WHAT TO WORK ON: Return all the lines below in which the string "Week" appears.

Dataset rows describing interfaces

════════════════════

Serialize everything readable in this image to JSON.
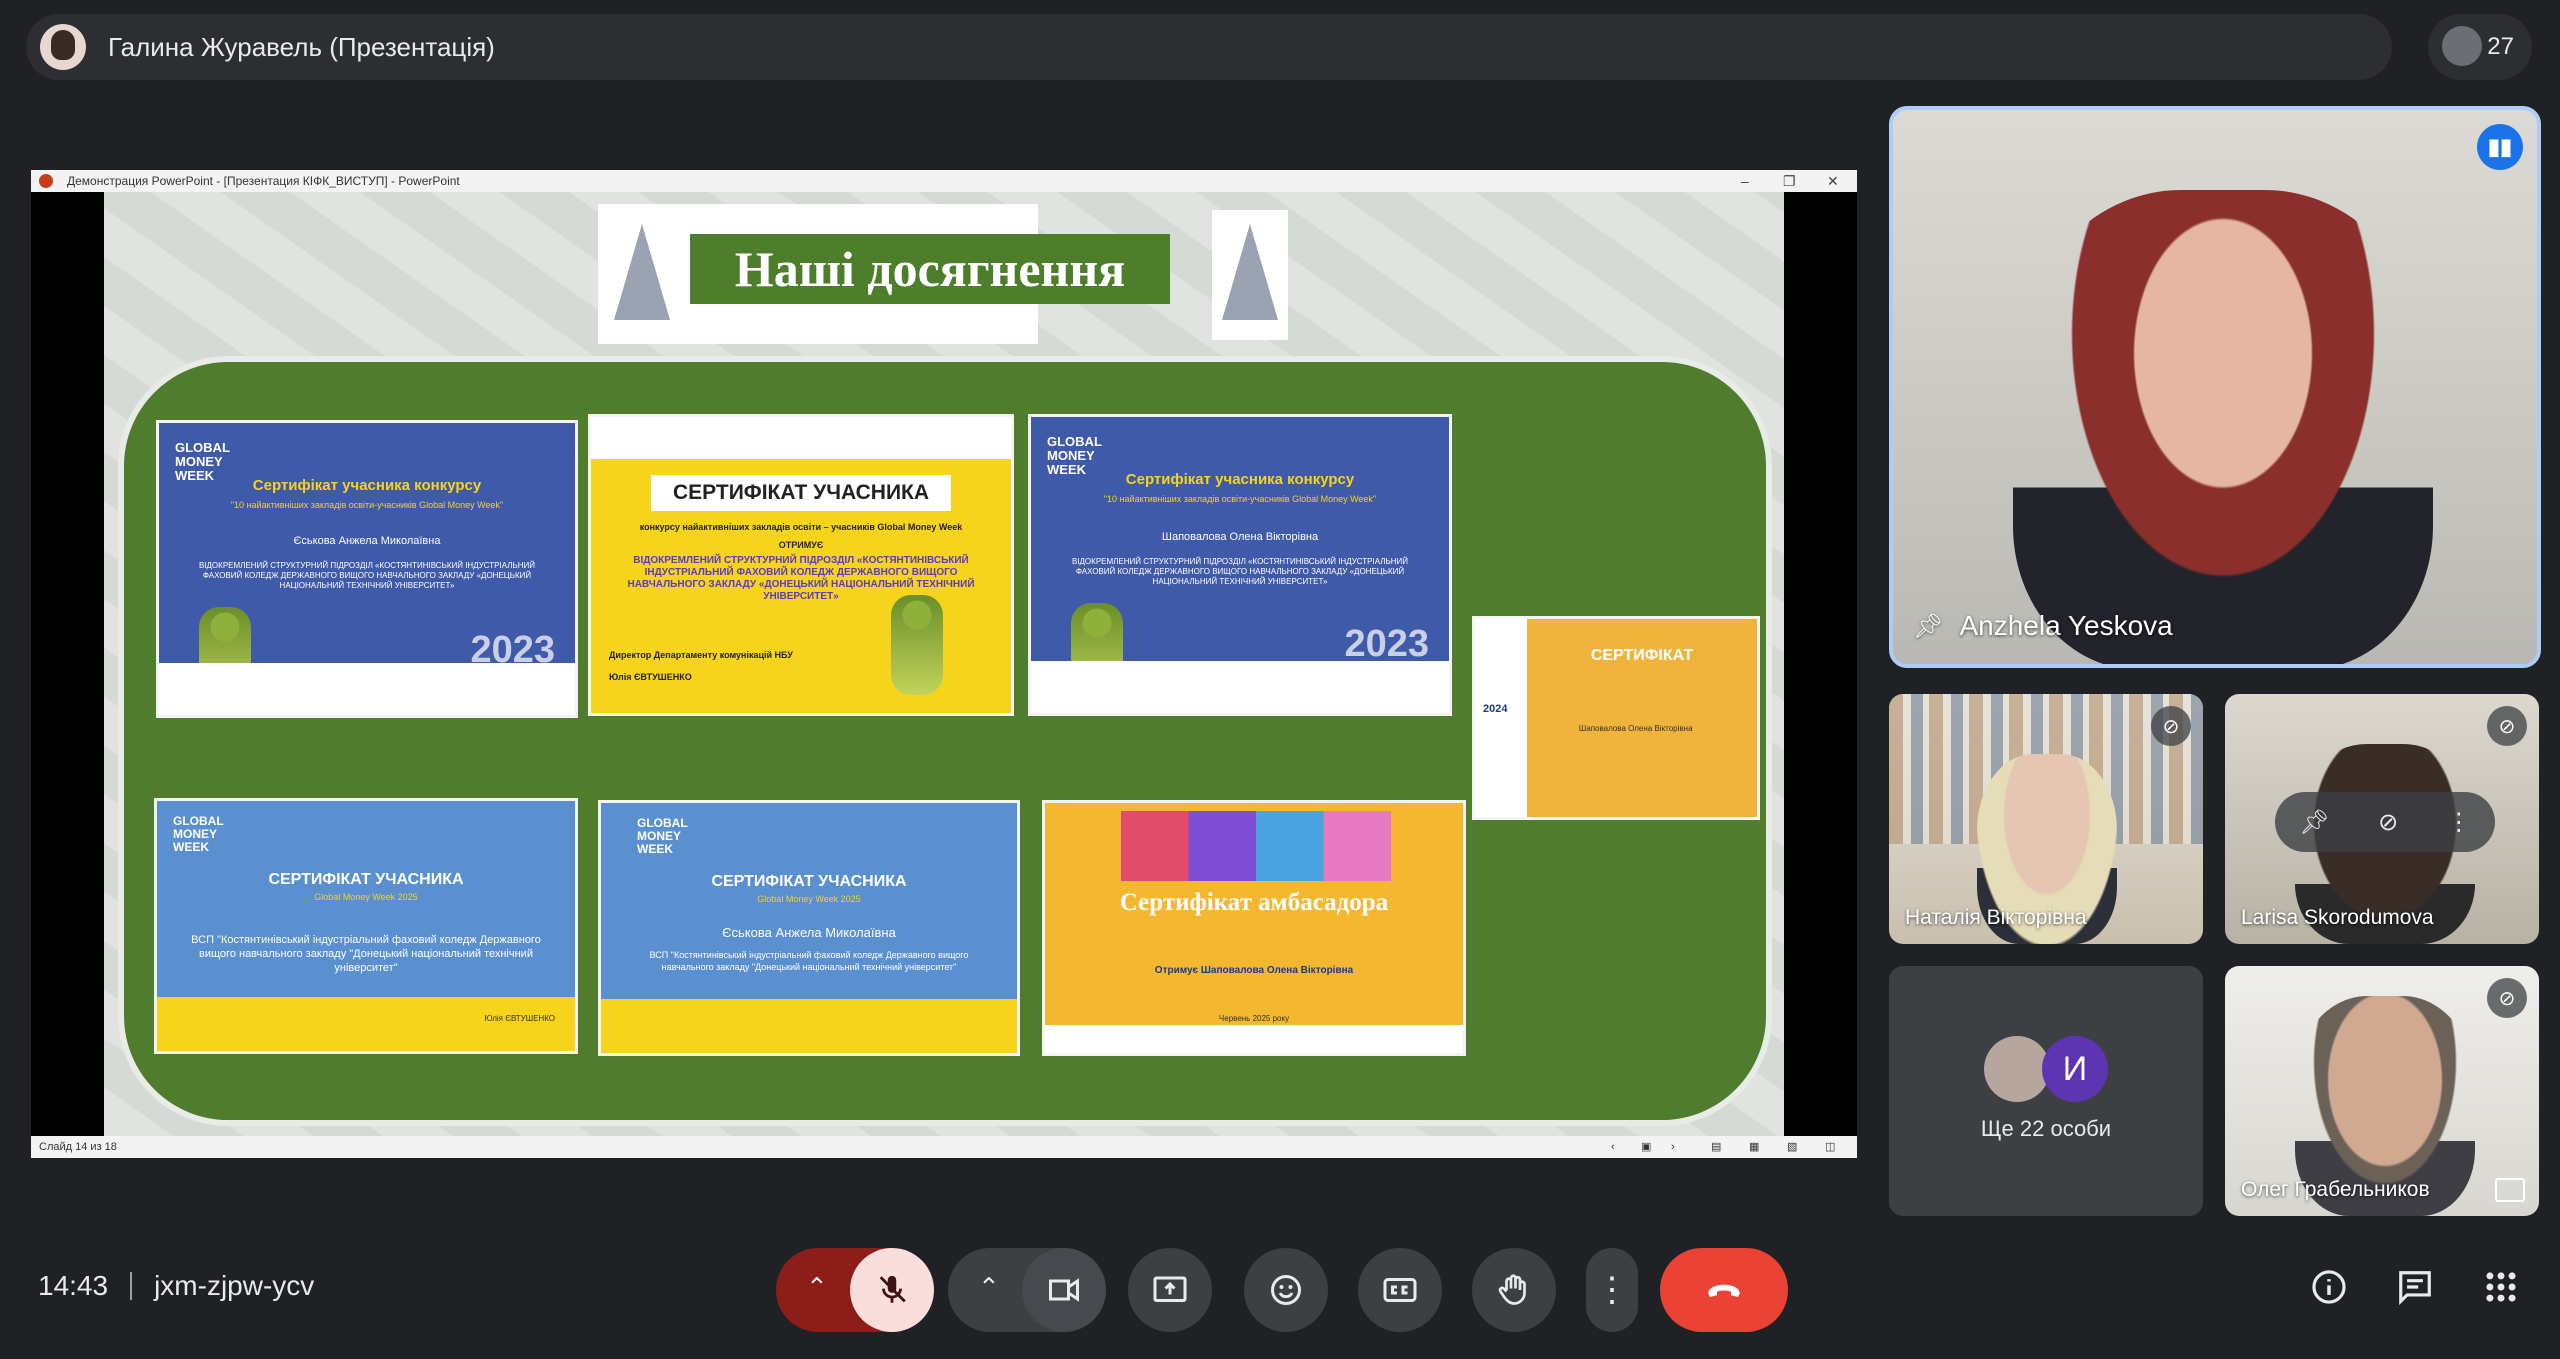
{
  "presenter": {
    "title": "Галина Журавель (Презентація)"
  },
  "participants_count": "27",
  "powerpoint": {
    "window_title": "Демонстрация PowerPoint - [Презентация КІФК_ВИСТУП] - PowerPoint",
    "status": "Слайд 14 из 18",
    "slide_title": "Наші досягнення",
    "certs": {
      "c1_title": "Сертифікат учасника конкурсу",
      "c1_sub": "\"10 найактивніших закладів освіти-учасників Global Money Week\"",
      "c1_name": "Єськова Анжела Миколаївна",
      "c1_org": "ВІДОКРЕМЛЕНИЙ СТРУКТУРНИЙ ПІДРОЗДІЛ «КОСТЯНТИНІВСЬКИЙ ІНДУСТРІАЛЬНИЙ ФАХОВИЙ КОЛЕДЖ ДЕРЖАВНОГО ВИЩОГО НАВЧАЛЬНОГО ЗАКЛАДУ «ДОНЕЦЬКИЙ НАЦІОНАЛЬНИЙ ТЕХНІЧНИЙ УНІВЕРСИТЕТ»",
      "c1_year": "2023",
      "c2_title": "СЕРТИФІКАТ УЧАСНИКА",
      "c2_sub": "конкурсу найактивніших закладів освіти – учасників Global Money Week",
      "c2_gets": "ОТРИМУЄ",
      "c2_org": "ВІДОКРЕМЛЕНИЙ СТРУКТУРНИЙ ПІДРОЗДІЛ «КОСТЯНТИНІВСЬКИЙ ІНДУСТРІАЛЬНИЙ ФАХОВИЙ КОЛЕДЖ ДЕРЖАВНОГО ВИЩОГО НАВЧАЛЬНОГО ЗАКЛАДУ «ДОНЕЦЬКИЙ НАЦІОНАЛЬНИЙ ТЕХНІЧНИЙ УНІВЕРСИТЕТ»",
      "c2_sign": "Директор Департаменту комунікацій НБУ",
      "c2_signer": "Юлія ЄВТУШЕНКО",
      "c3_title": "Сертифікат учасника конкурсу",
      "c3_sub": "\"10 найактивніших закладів освіти-учасників Global Money Week\"",
      "c3_name": "Шаповалова Олена Вікторівна",
      "c3_org": "ВІДОКРЕМЛЕНИЙ СТРУКТУРНИЙ ПІДРОЗДІЛ «КОСТЯНТИНІВСЬКИЙ ІНДУСТРІАЛЬНИЙ ФАХОВИЙ КОЛЕДЖ ДЕРЖАВНОГО ВИЩОГО НАВЧАЛЬНОГО ЗАКЛАДУ «ДОНЕЦЬКИЙ НАЦІОНАЛЬНИЙ ТЕХНІЧНИЙ УНІВЕРСИТЕТ»",
      "c3_year": "2023",
      "c4_title": "СЕРТИФІКАТ",
      "c4_year": "2024",
      "c4_name": "Шаповалова Олена Вікторівна",
      "c5_title": "СЕРТИФІКАТ УЧАСНИКА",
      "c5_sub": "Global Money Week 2025",
      "c5_org": "ВСП \"Костянтинівський індустріальний фаховий коледж Державного вищого навчального закладу \"Донецький національний технічний університет\"",
      "c5_signer": "Юлія ЄВТУШЕНКО",
      "c6_title": "СЕРТИФІКАТ УЧАСНИКА",
      "c6_sub": "Global Money Week 2025",
      "c6_name": "Єськова Анжела Миколаївна",
      "c6_org": "ВСП \"Костянтинівський індустріальний фаховий коледж Державного вищого навчального закладу \"Донецький національний технічний університет\"",
      "c7_title": "Сертифікат амбасадора",
      "c7_gets": "Отримує Шаповалова Олена Вікторівна",
      "c7_date": "Червень 2025 року"
    }
  },
  "tiles": {
    "main_name": "Anzhela Yeskova",
    "t1_name": "Наталія Вікторівна",
    "t2_name": "Larisa Skorodumova",
    "t3_more": "Ще 22 особи",
    "t3_initial": "И",
    "t4_name": "Олег Грабельников"
  },
  "bottom": {
    "time": "14:43",
    "meeting_code": "jxm-zjpw-ycv"
  },
  "icons": {
    "mic_off": "mic-off-icon",
    "camera": "videocam-icon",
    "present": "present-to-all-icon",
    "emoji": "emoji-icon",
    "captions": "closed-captions-icon",
    "hand": "raise-hand-icon",
    "more": "more-vert-icon",
    "leave": "call-end-icon",
    "info": "info-icon",
    "chat": "chat-icon",
    "activities": "apps-icon"
  },
  "colors": {
    "background": "#202124",
    "leave": "#ea4335",
    "mic_off_bg": "#f9dedc",
    "speaking": "#1a73e8",
    "active_border": "#aecbfa"
  }
}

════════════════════

RESPONSE TO THE EXERCISE:
      "c1_sub": "\"10 найактивніших закладів освіти-учасників Global Money Week\"",
      "c2_sub": "конкурсу найактивніших закладів освіти – учасників Global Money Week",
      "c3_sub": "\"10 найактивніших закладів освіти-учасників Global Money Week\"",
      "c5_sub": "Global Money Week 2025",
      "c6_sub": "Global Money Week 2025",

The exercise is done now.